Under a December 1996 agreement China purchased two Russian Sovremenny-class destroyers. With the Russian Navy's consent, Severnaya Verf used some of the money to repair the Large ASW ship Admiral Levchenko ($98 million), Large ASW ship Severomorsk ($33 million), and cruiser Marshal Ustinov ($54 million) for the Northern Fleet. As of 2004 the latter had completed its repairs and became operational once again.
Varyag (ex-Chervona Ukraina)
The third unit was commissioned to the Pacific Fleet in 1989 under the name "Chervona Ukraina" - in 199x it was renamed 011 Varyag, when this name formerly given to the Pr 1143.6 heavy aviation cruiser(sister ship to the "Kuznetsov") was released after the cancellation of further aviation cruiser development. As of 2002 it was reported that the Varyag was in "Reduced Manning" status, and entered the Dalzavod Shipyard the same year for repairs. Varyag had been in reduced operating status with a caretaker crew since her arrival in the Pacific in 1990.
Ukrayina (ex-Admiral Flota Lobov, ex-Lobov)

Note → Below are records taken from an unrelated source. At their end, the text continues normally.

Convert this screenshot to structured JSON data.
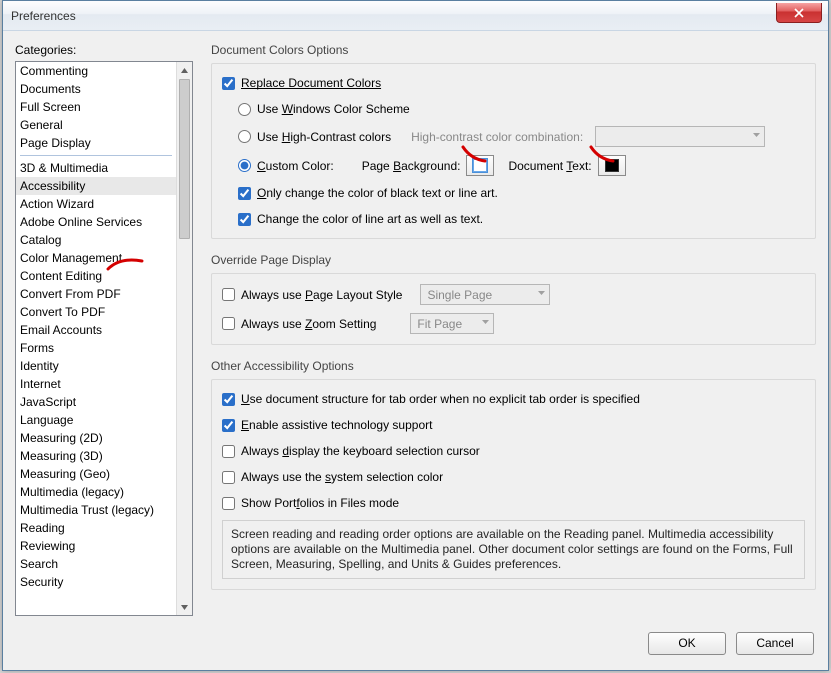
{
  "window": {
    "title": "Preferences"
  },
  "categories": {
    "label": "Categories:",
    "groups": [
      [
        "Commenting",
        "Documents",
        "Full Screen",
        "General",
        "Page Display"
      ],
      [
        "3D & Multimedia",
        "Accessibility",
        "Action Wizard",
        "Adobe Online Services",
        "Catalog",
        "Color Management",
        "Content Editing",
        "Convert From PDF",
        "Convert To PDF",
        "Email Accounts",
        "Forms",
        "Identity",
        "Internet",
        "JavaScript",
        "Language",
        "Measuring (2D)",
        "Measuring (3D)",
        "Measuring (Geo)",
        "Multimedia (legacy)",
        "Multimedia Trust (legacy)",
        "Reading",
        "Reviewing",
        "Search",
        "Security"
      ]
    ],
    "selected": "Accessibility"
  },
  "doc_colors": {
    "title": "Document Colors Options",
    "replace": "Replace Document Colors",
    "use_windows_pre": "Use ",
    "use_windows_u": "W",
    "use_windows_post": "indows Color Scheme",
    "use_hc_pre": "Use ",
    "use_hc_u": "H",
    "use_hc_post": "igh-Contrast colors",
    "hc_label": "High-contrast color combination:",
    "custom_u": "C",
    "custom_post": "ustom Color:",
    "page_bg_pre": "Page ",
    "page_bg_u": "B",
    "page_bg_post": "ackground:",
    "doc_txt_pre": "Document ",
    "doc_txt_u": "T",
    "doc_txt_post": "ext:",
    "only_black_u": "O",
    "only_black_post": "nly change the color of black text or line art.",
    "change_lineart": "Change the color of line art as well as text."
  },
  "override": {
    "title": "Override Page Display",
    "layout_pre": "Always use ",
    "layout_u": "P",
    "layout_post": "age Layout Style",
    "layout_value": "Single Page",
    "zoom_pre": "Always use ",
    "zoom_u": "Z",
    "zoom_post": "oom Setting",
    "zoom_value": "Fit Page"
  },
  "other": {
    "title": "Other Accessibility Options",
    "tab_u": "U",
    "tab_post": "se document structure for tab order when no explicit tab order is specified",
    "assist_u": "E",
    "assist_post": "nable assistive technology support",
    "kb_pre": "Always ",
    "kb_u": "d",
    "kb_post": "isplay the keyboard selection cursor",
    "sys_pre": "Always use the ",
    "sys_u": "s",
    "sys_post": "ystem selection color",
    "port_pre": "Show Port",
    "port_u": "f",
    "port_post": "olios in Files mode",
    "note": "Screen reading and reading order options are available on the Reading panel. Multimedia accessibility options are available on the Multimedia panel. Other document color settings are found on the Forms, Full Screen, Measuring, Spelling, and Units & Guides preferences."
  },
  "buttons": {
    "ok": "OK",
    "cancel": "Cancel"
  }
}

The fourth unit was initially expected to be launched in 1990, though in practice this vessel remained incomplete as of late 1999, having transferred to the Ukrainian Navy. On 21 February 1998 the government of Ukraine announced plans to complete the fourth Slava-class cruiser [ordered for Russia as the Admiral Flota Lobov] as its new fleet flagship, the Ukrayina. The ship was to have been completed for the Ukraine Navy in November 2000, but lack of funds slowed work to the point that by early 2001 a new completion date was projected.
Oktyabrskskaya Revolutsia (ex-Rossiya)
Oktyabrskskaya Revolutsia was originally named Rossiya, but renamed on 30th December 1987. Work was apparantly never started and the ship was cancelled on 4th October 1990. Some sources suggested that as many as two additional units began construction before the end of the Cold War, but the status of these hulls is unclear, and there is no indication of plans to complete them [should they in fact remain in existence].
Work on Admiral Gorshkov was apparantly never started and the ship was cancelled on 4th October 1990.